Afghanistan: Stop the crackdown on women’s rights protesters

Since the Taliban’s return to power in August 2021, women in Afghanistan have faced severe repression. Women protesting against the Taliban’s harsh policies have been met with forced disappearances, arbitrary arrests, and detention. Many have experienced torture and other forms of mistreatment. Manizha Seddiqi, a noted human rights defender, was forcibly disappeared on October 9, 2023, and found later in Taliban custody. Detained in Pul-e-Charkhi prison in Kabul since December 5, 2023, Manizha Seddiqi is denied access to legal representation and regular family visits. She faces the threat of torture and her health is reportedly declining. Notably, she has not been formally charged with any crime. Manizha Seddiqi should be released immediately and unconditionally.

Here’s what you can do:

Write to the Director of Intelligence urging him to:

  • Immediately and unconditionally release Manizha Seddiqi
  • Pending her release, ensure that her detention conditions meet international standards, and that she is provided with access to lawyers and medical care, and can receive family visits.
  • Immediately stop subjecting women and their families to arbitrary arrest and detention, enforced disappearance, and other grave human rights violations simply for exercising their rights.

Write to:

Mr. Abdul Haq Wasiq

Director of Intelligence


Salutation: Dear Mr. Abdul Haq Wasiq,

Arbitrary Detention of Women Human Rights Defenders

Around the same time as Seddiqi’s disappearance, three other prominent women human rights defenders – Parisa Azada, Neda Parwani, and Zholia Parsi – were also arbitrarily detained by the Taliban. Like Seddiqi, they were held without access to lawyers or regular family visits and were not charged. While these women have since been released, Seddiqi remains imprisoned.

Under Taliban rule, there has been a significant increase in violations of women’s rights. Women’s political participation and public involvement have been severely restricted. The Taliban’s policies have infringed on freedoms of expression and assembly, and rights to equality and non-discrimination.

Burqa-clad women wait for free bread in front of a bakery in Kabul on September 16, 2021.
TOPSHOT – Burqa-clad women wait for free bread in front of a bakery in Kabul on September 16, 2021. (Photo by BULENT KILIC / AFP) (Photo by BULENT KILIC/AFP via Getty Images)

Taliban’s Increasing Violation of Women’s Rights

Despite these challenges, Afghan women have courageously led peaceful protests across various cities. However, these protestors face unlawful force, arbitrary arrests, enforced disappearances, torture, and other cruel treatments. In August 2023, at least eight members of the Women’s National Unity and Solidarity Movement were detained for organizing protests. Protestors often endure verbal abuse, harassment, and intimidation from armed Taliban agents, who also routinely seize their protest materials.

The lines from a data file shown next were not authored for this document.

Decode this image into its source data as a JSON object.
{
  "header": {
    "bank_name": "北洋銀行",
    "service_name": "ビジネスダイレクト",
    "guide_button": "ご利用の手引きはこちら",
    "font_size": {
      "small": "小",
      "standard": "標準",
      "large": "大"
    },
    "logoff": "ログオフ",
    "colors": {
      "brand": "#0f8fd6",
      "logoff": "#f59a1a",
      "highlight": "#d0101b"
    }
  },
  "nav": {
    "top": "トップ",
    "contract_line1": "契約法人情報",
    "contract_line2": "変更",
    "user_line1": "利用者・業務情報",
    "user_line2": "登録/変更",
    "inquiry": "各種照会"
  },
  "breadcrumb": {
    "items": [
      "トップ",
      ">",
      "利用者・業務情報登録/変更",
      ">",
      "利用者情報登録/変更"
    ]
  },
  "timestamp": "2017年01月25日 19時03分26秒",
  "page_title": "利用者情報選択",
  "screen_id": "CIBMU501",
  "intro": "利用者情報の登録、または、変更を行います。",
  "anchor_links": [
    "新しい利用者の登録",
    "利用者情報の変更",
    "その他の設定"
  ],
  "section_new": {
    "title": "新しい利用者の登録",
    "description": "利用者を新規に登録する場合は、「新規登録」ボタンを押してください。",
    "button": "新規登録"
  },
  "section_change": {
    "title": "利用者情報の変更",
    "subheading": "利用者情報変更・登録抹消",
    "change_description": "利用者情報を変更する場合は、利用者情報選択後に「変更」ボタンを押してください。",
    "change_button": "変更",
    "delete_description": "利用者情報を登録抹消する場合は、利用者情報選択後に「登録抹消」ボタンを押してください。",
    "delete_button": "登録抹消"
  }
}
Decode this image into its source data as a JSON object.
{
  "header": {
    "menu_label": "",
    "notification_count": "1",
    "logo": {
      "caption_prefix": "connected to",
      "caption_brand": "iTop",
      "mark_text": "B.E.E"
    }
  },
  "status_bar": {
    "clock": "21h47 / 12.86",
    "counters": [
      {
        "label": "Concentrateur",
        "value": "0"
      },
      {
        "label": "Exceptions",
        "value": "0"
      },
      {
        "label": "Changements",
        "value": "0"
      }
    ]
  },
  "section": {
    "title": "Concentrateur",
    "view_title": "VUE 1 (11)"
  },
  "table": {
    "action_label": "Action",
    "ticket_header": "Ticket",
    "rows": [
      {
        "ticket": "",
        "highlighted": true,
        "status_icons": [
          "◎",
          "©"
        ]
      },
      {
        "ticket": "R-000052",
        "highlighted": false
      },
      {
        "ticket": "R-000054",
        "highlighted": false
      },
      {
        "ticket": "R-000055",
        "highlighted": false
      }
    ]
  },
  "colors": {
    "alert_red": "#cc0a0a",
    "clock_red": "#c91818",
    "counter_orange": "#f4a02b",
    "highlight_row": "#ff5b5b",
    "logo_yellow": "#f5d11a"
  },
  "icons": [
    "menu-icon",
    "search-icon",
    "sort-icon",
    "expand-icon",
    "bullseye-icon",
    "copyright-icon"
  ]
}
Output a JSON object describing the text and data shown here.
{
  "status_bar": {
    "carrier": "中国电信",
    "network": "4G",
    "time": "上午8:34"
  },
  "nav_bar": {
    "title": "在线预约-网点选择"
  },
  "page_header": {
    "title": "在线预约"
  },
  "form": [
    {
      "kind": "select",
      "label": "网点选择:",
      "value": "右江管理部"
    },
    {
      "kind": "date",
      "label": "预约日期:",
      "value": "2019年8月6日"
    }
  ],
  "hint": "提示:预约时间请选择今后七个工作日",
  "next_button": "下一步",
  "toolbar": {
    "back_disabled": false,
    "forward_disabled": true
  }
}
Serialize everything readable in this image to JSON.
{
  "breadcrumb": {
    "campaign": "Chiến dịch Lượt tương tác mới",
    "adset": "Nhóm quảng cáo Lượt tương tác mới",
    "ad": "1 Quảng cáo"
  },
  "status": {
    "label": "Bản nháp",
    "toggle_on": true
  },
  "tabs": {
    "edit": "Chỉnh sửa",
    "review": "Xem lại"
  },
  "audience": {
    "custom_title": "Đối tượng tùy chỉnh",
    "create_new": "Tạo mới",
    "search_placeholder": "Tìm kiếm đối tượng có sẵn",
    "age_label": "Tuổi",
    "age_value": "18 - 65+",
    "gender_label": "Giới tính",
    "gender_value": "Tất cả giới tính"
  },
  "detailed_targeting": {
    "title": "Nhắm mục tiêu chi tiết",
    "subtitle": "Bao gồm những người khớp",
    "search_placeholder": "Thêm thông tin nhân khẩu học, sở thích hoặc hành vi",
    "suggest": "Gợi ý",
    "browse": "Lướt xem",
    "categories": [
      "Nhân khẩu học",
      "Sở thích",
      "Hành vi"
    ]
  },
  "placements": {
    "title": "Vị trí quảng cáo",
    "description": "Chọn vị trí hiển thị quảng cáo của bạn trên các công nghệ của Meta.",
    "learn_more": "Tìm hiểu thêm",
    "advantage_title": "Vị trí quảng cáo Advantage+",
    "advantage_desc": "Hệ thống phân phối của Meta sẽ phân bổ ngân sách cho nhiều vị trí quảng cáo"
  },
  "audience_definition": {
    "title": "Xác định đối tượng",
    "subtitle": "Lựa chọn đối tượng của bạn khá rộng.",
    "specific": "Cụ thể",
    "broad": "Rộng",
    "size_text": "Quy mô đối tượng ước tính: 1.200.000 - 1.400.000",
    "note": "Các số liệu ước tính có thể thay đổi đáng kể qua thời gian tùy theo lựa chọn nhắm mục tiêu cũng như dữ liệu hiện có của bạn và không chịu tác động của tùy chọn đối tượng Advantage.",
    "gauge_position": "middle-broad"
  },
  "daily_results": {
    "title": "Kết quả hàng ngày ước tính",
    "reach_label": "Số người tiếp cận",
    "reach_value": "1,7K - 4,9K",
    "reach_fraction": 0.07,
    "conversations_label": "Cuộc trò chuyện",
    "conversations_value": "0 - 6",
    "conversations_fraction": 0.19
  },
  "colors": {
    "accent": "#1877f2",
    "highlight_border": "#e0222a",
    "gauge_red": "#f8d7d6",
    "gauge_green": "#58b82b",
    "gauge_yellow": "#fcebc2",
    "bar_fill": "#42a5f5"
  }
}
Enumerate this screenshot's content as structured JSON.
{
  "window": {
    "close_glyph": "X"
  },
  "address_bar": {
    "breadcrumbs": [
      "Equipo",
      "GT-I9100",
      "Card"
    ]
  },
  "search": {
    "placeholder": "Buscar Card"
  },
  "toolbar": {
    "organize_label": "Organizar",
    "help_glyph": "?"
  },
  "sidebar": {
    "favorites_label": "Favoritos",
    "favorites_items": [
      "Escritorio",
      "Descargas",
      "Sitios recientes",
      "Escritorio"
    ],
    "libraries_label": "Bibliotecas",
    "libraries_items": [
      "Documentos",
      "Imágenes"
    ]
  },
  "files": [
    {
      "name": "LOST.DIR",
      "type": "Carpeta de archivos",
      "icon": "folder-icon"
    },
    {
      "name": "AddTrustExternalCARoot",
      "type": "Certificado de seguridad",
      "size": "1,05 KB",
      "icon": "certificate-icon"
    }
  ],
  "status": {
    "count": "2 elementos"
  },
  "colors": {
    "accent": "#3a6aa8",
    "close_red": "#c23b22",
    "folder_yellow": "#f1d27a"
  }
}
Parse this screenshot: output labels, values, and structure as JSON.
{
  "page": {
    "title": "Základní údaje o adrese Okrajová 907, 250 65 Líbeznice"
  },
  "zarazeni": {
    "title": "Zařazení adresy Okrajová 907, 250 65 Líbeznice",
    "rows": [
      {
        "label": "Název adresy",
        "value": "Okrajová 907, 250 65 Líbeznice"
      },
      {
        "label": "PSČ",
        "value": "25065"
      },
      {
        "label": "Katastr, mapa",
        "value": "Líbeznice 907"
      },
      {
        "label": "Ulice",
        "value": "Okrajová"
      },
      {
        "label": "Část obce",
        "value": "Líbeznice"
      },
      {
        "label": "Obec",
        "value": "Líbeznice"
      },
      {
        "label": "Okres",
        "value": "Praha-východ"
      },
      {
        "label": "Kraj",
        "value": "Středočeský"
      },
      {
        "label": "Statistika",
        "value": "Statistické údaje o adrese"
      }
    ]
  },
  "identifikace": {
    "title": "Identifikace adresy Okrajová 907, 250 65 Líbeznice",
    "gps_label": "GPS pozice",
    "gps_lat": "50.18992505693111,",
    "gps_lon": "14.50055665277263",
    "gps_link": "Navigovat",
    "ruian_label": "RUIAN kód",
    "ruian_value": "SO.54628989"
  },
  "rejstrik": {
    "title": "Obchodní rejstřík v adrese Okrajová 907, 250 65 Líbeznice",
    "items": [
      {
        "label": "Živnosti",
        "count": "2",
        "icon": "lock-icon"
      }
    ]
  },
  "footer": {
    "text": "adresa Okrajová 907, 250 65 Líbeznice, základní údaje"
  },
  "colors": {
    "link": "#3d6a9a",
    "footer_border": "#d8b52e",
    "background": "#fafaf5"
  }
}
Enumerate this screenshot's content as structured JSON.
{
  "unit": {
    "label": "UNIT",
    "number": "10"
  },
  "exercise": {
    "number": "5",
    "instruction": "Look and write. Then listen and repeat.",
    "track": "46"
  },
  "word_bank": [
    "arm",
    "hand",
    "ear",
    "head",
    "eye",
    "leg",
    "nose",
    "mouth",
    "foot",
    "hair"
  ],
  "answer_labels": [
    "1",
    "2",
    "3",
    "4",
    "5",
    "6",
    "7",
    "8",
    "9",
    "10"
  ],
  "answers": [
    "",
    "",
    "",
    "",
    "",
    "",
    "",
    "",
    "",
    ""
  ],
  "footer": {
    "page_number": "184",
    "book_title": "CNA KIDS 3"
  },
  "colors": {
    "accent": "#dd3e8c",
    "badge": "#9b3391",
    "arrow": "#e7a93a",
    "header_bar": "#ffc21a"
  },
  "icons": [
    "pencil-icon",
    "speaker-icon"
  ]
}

The Taliban have followed women protesters home to arrest them, often using violent methods. Many women have been arrested at gunpoint, with some of their male relatives also being attacked during these arrests. These women have been held incommunicado and subjected to repeated torture or ill-treatment.

This pattern of abuse underscores the urgent need for international attention and action to protect the rights and freedoms of women in Afghanistan under Taliban rule.

Please send your appeals until May 2, 2024. If there’s the need for further action after that date, the UA will be duly updated.